translated by Gordon Gamlin and Barbara Stehr
edited and introduced by
Green College, The University of British Columbia
6201 Cecil Green Park Road, Vancouver, B.C. V6T 1Z1, Canada
Hans von Storch
Institut für Gewässerphysik, GKSS Forschungszentrum
Max-Planck-Straße 1, 21502 Geesthacht, Germany
Table of Contents
This anthology of studies on anthropogenic climate
change and the social political and economic impact of climate variations
on societies in historical times by the eminent geographer and climate
scientist Eduard Brückner (1862-1927) for the first time assembles
his pioneering work in English. The issues discussed by Brückner are
now considered to be among the most pressing facing modern society and

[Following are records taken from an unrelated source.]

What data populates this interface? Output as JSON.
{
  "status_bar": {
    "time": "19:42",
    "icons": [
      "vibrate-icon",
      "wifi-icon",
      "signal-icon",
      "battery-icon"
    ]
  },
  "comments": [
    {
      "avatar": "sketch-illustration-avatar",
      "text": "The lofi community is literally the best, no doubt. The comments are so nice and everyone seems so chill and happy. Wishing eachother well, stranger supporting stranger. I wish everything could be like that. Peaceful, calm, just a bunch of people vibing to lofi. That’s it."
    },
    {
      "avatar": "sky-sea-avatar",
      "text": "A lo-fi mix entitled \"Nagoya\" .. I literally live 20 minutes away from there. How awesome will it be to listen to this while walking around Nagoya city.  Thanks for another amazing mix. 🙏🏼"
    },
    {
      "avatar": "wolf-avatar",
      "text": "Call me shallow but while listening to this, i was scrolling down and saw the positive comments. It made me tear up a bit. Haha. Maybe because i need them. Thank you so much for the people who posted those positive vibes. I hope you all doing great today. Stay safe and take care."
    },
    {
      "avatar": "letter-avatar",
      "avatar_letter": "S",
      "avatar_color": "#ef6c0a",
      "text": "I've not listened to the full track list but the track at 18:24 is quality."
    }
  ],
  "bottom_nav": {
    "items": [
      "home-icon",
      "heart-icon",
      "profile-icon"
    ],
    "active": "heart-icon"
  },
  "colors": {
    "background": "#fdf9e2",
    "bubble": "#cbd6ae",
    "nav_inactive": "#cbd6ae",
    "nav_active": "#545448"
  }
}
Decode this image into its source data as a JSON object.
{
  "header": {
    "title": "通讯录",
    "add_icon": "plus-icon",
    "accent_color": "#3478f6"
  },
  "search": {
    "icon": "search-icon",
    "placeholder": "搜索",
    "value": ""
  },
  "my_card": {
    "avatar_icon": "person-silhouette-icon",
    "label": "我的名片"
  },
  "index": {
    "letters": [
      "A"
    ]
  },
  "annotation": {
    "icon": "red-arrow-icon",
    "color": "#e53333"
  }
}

climate research. At the turn of the twentieth century, Brückner was
one of the central protagonists in a vigorous debate in science and society
about global climate variability and its political and economic significance.
The studies published here were chosen to demonstrate Brückner’s wide ranging scientific interest in climate variability, his extensive empirical research and theoretical analysis of climate change, his assessment of contemporary analyses and thinking about anthropogenic climate change (such as the wide spread concern about desiccation), and how he approached the questions of the transfer of scientific knowledge into society.
In many ways Brückner was a thoroughly modern scientist, convinced for example that the issue of climate change and its impact was of considerable scientific merit and that future climate changes are of great significance for the well-being of humankind as well as for the global balance of political and economic relations.
Brückner’s formidable ideas should have a significant impact on our present views of climate, climate variability and climate impact.
Introduction: Nico Stehr and Hans von Storch, Climate Change, Climate Policies and Society